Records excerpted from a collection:

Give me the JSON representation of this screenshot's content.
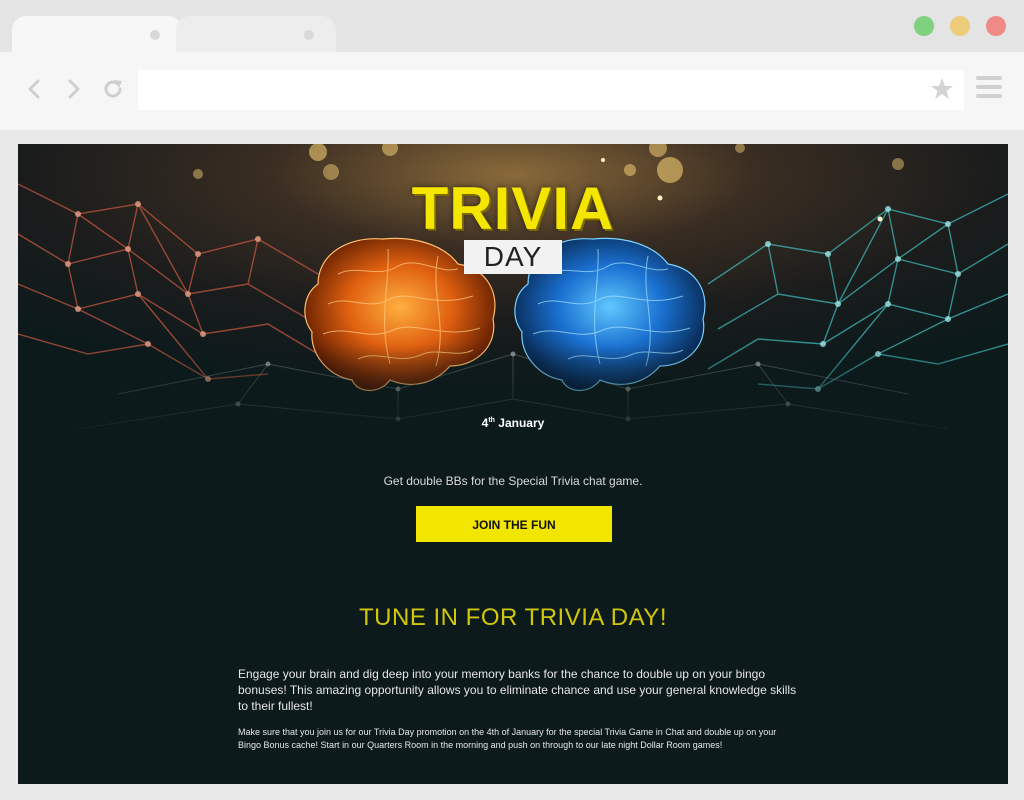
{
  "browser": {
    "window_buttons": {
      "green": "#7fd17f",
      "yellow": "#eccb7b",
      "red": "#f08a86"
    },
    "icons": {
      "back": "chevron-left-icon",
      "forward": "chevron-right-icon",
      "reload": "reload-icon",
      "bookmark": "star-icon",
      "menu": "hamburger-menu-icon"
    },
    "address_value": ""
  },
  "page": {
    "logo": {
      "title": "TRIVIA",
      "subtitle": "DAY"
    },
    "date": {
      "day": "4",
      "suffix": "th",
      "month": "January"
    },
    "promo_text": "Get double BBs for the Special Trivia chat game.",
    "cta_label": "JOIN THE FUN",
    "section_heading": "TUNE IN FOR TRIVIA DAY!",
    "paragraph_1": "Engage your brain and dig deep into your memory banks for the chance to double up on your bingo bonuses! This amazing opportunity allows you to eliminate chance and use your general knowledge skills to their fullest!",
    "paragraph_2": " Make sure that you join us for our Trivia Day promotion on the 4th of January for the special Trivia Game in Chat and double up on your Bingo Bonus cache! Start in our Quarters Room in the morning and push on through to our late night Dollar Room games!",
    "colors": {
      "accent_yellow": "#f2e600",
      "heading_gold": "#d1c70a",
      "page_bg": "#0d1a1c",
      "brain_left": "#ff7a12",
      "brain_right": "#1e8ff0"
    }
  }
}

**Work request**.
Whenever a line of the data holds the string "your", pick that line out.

**Answer section**.
    "paragraph_1": "Engage your brain and dig deep into your memory banks for the chance to double up on your bingo bonuses! This amazing opportunity allows you to eliminate chance and use your general knowledge skills to their fullest!",
    "paragraph_2": " Make sure that you join us for our Trivia Day promotion on the 4th of January for the special Trivia Game in Chat and double up on your Bingo Bonus cache! Start in our Quarters Room in the morning and push on through to our late night Dollar Room games!",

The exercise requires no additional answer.